As state insurance commissioners and attorneys general launch investigations into health insurer Anthem's data breach, a U.S. Senate committee is examining the healthcare industry's preparedness for mitigating cyberthreats.
As health insurer Anthem's breach investigation progresses, some news reports are already pointing the finger at Chinese hackers as the possible culprits. But in this early stage of the investigation, security experts urge skepticism about attribution.
News that health insurer Anthem Inc. suffered a massive breach after hackers gained access to a corporate database illustrates yet again the healthcare sector's vulnerability. This infographic takes an updated look at the top five health data breaches.
Health insurer Anthem Inc. has suffered a massive data breach after hackers gained access to a corporate database reportedly containing personal information on as many as 80 million of its current and former U.S. customers and employees.
An upcoming series of summits on fighting financial fraud and mitigating advanced persistent threats will provide timely insights from industry thought leaders on the critical steps to take to address emerging risks.
Russian and European malware and spam purveyors have been hijacking Internet routes. Pending a massive infrastructure upgrade, security experts warn that such attacks can be detected, but not easily blocked.
A new report claims that Russian hackers, using spear-phishing attacks, breached the Sony Pictures Entertainment network by November 2014. But it's not clear whether they were responsible for the "G.O.P." attacks attributed by the FBI to North Korea.
Target is the high-profile example, but many organizations have been breached through third-party vulnerabilities. Where are the security gaps, and how can they be filled. BitSight's Stephen Boyer offers insight.
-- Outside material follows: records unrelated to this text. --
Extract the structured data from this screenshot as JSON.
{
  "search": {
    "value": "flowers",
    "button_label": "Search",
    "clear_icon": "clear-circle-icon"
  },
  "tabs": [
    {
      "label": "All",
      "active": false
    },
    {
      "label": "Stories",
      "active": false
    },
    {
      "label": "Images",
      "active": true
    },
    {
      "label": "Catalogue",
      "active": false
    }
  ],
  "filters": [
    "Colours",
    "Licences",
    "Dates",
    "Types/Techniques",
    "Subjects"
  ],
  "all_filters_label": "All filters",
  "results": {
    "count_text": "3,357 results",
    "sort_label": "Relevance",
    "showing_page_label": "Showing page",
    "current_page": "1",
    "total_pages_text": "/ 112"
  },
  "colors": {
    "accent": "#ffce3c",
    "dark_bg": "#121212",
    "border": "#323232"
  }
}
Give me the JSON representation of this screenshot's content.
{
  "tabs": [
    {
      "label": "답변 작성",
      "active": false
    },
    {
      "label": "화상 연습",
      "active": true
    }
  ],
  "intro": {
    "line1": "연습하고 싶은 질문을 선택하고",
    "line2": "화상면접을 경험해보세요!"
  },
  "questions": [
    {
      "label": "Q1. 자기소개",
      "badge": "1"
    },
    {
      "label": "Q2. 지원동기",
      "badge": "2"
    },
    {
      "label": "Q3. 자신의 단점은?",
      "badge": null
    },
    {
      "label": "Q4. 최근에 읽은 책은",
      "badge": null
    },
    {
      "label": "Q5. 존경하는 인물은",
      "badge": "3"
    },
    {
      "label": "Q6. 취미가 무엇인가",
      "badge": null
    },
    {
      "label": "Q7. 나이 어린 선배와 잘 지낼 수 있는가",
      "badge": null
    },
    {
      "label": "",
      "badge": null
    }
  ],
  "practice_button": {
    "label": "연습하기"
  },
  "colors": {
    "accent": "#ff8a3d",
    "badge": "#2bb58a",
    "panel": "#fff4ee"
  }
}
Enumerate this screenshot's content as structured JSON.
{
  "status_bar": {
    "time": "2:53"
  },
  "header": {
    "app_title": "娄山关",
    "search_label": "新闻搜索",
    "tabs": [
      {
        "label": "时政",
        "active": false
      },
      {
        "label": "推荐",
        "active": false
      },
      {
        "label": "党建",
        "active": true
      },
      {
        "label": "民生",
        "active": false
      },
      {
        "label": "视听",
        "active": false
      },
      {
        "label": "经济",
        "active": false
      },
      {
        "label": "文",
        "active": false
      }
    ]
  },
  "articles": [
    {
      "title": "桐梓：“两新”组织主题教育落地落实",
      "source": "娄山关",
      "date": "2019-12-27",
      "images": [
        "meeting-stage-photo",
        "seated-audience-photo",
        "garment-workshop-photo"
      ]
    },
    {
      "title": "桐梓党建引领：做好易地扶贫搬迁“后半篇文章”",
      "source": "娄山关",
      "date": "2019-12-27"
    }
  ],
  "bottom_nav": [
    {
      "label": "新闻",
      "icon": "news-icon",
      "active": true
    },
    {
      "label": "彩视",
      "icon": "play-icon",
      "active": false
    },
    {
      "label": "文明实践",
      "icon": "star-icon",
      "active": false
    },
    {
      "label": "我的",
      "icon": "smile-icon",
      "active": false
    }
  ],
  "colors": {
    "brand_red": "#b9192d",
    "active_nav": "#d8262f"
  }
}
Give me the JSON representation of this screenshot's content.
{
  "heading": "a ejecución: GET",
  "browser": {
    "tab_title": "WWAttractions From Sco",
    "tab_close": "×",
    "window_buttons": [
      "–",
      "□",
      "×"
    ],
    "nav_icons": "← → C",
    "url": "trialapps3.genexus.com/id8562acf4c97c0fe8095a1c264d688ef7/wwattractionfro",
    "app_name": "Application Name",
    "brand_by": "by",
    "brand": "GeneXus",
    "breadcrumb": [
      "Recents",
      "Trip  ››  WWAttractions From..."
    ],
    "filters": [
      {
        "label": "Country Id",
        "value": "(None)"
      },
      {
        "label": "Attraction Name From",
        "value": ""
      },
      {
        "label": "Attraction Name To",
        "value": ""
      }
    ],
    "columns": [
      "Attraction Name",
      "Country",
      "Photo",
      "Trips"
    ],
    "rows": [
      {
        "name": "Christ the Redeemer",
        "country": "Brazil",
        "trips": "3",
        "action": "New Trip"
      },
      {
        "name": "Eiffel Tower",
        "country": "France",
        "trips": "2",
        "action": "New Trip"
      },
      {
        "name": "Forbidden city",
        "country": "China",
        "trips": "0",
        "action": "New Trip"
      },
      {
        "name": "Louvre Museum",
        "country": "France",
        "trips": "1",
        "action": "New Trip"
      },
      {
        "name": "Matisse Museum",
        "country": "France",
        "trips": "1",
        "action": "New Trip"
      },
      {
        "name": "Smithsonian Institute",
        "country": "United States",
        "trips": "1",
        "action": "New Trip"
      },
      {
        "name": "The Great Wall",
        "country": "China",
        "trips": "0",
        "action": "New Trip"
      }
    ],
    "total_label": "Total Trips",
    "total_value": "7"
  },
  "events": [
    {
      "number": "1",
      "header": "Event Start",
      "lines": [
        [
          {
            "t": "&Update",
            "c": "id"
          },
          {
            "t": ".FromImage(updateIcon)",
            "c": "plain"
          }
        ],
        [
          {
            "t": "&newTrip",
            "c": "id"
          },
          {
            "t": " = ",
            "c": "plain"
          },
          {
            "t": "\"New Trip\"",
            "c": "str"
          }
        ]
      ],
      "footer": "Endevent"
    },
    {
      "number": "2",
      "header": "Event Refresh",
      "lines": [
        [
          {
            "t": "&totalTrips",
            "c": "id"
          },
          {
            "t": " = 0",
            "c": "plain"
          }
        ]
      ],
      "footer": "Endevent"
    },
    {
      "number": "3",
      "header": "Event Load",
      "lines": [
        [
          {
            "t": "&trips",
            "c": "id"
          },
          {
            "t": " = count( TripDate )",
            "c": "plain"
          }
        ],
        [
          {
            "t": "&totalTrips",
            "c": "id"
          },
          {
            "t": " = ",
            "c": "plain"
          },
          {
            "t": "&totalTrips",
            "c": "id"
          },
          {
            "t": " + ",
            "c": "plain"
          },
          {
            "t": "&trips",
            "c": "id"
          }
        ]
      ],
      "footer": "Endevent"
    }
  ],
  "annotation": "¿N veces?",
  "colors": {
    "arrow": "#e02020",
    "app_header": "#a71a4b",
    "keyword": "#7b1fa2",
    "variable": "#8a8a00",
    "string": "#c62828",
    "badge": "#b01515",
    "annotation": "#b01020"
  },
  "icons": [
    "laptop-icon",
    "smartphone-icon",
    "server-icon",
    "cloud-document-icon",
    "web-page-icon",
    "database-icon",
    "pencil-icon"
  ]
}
Gartner analyst Sid Deshpande portrays a positive picture of increased security spending, deployment of focused security technologies and a concerted approach to streamline security infrastructure in 2015.
Prime Minister David Cameron has cited televised crime dramas to justify his push to expand Britain's surveillance laws and collect bulk Internet and mobile usage data. But does cop show fiction square with surveillance fact?
President Obama says his proposed cybersecurity budget is designed to help prevent foreign nations or hackers from shutting down American networks, stealing trade secrets or invading the privacy of American families.